- [Records from a data source]
===============

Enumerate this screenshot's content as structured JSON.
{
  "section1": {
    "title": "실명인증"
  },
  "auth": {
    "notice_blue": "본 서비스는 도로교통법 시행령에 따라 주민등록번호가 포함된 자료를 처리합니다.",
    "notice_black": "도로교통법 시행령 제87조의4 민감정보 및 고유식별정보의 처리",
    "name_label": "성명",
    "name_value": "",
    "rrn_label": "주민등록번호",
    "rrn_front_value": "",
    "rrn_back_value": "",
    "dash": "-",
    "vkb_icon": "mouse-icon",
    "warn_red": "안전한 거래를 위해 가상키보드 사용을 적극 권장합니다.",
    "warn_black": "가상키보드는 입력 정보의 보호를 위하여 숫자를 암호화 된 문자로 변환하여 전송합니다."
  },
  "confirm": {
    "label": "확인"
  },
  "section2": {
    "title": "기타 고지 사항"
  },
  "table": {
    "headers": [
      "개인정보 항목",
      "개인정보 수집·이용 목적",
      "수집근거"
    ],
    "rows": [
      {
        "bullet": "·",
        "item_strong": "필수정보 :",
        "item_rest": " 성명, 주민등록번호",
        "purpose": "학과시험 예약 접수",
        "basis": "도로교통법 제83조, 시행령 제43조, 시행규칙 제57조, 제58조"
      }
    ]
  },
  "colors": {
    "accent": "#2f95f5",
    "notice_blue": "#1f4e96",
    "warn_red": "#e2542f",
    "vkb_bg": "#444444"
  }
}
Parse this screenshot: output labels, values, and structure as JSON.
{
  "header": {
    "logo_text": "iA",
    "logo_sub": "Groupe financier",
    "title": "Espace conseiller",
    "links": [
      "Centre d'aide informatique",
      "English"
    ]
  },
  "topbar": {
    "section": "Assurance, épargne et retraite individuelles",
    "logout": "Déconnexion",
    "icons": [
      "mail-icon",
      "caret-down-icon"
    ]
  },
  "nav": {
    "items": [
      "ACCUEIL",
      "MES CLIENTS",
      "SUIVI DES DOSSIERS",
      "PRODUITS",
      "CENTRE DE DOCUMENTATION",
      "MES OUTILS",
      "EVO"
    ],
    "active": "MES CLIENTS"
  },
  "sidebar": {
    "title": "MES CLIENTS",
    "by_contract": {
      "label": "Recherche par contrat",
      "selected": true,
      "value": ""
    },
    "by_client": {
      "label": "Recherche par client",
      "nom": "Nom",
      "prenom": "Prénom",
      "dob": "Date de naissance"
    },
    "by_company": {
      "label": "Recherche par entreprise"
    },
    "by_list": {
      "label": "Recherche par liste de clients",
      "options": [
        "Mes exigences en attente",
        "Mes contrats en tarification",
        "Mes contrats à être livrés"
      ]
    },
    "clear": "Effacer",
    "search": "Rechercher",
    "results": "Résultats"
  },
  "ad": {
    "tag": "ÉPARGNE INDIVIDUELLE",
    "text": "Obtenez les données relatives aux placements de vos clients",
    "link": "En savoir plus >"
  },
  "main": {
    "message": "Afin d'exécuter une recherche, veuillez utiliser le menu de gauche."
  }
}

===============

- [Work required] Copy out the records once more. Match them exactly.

- [Result for this task]
Enumerate this screenshot's content as structured JSON.
{
  "section1": {
    "title": "실명인증"
  },
  "auth": {
    "notice_blue": "본 서비스는 도로교통법 시행령에 따라 주민등록번호가 포함된 자료를 처리합니다.",
    "notice_black": "도로교통법 시행령 제87조의4 민감정보 및 고유식별정보의 처리",
    "name_label": "성명",
    "name_value": "",
    "rrn_label": "주민등록번호",
    "rrn_front_value": "",
    "rrn_back_value": "",
    "dash": "-",
    "vkb_icon": "mouse-icon",
    "warn_red": "안전한 거래를 위해 가상키보드 사용을 적극 권장합니다.",
    "warn_black": "가상키보드는 입력 정보의 보호를 위하여 숫자를 암호화 된 문자로 변환하여 전송합니다."
  },
  "confirm": {
    "label": "확인"
  },
  "section2": {
    "title": "기타 고지 사항"
  },
  "table": {
    "headers": [
      "개인정보 항목",
      "개인정보 수집·이용 목적",
      "수집근거"
    ],
    "rows": [
      {
        "bullet": "·",
        "item_strong": "필수정보 :",
        "item_rest": " 성명, 주민등록번호",
        "purpose": "학과시험 예약 접수",
        "basis": "도로교통법 제83조, 시행령 제43조, 시행규칙 제57조, 제58조"
      }
    ]
  },
  "colors": {
    "accent": "#2f95f5",
    "notice_blue": "#1f4e96",
    "warn_red": "#e2542f",
    "vkb_bg": "#444444"
  }
}
Parse this screenshot: output labels, values, and structure as JSON.
{
  "header": {
    "logo_text": "iA",
    "logo_sub": "Groupe financier",
    "title": "Espace conseiller",
    "links": [
      "Centre d'aide informatique",
      "English"
    ]
  },
  "topbar": {
    "section": "Assurance, épargne et retraite individuelles",
    "logout": "Déconnexion",
    "icons": [
      "mail-icon",
      "caret-down-icon"
    ]
  },
  "nav": {
    "items": [
      "ACCUEIL",
      "MES CLIENTS",
      "SUIVI DES DOSSIERS",
      "PRODUITS",
      "CENTRE DE DOCUMENTATION",
      "MES OUTILS",
      "EVO"
    ],
    "active": "MES CLIENTS"
  },
  "sidebar": {
    "title": "MES CLIENTS",
    "by_contract": {
      "label": "Recherche par contrat",
      "selected": true,
      "value": ""
    },
    "by_client": {
      "label": "Recherche par client",
      "nom": "Nom",
      "prenom": "Prénom",
      "dob": "Date de naissance"
    },
    "by_company": {
      "label": "Recherche par entreprise"
    },
    "by_list": {
      "label": "Recherche par liste de clients",
      "options": [
        "Mes exigences en attente",
        "Mes contrats en tarification",
        "Mes contrats à être livrés"
      ]
    },
    "clear": "Effacer",
    "search": "Rechercher",
    "results": "Résultats"
  },
  "ad": {
    "tag": "ÉPARGNE INDIVIDUELLE",
    "text": "Obtenez les données relatives aux placements de vos clients",
    "link": "En savoir plus >"
  },
  "main": {
    "message": "Afin d'exécuter une recherche, veuillez utiliser le menu de gauche."
  }
}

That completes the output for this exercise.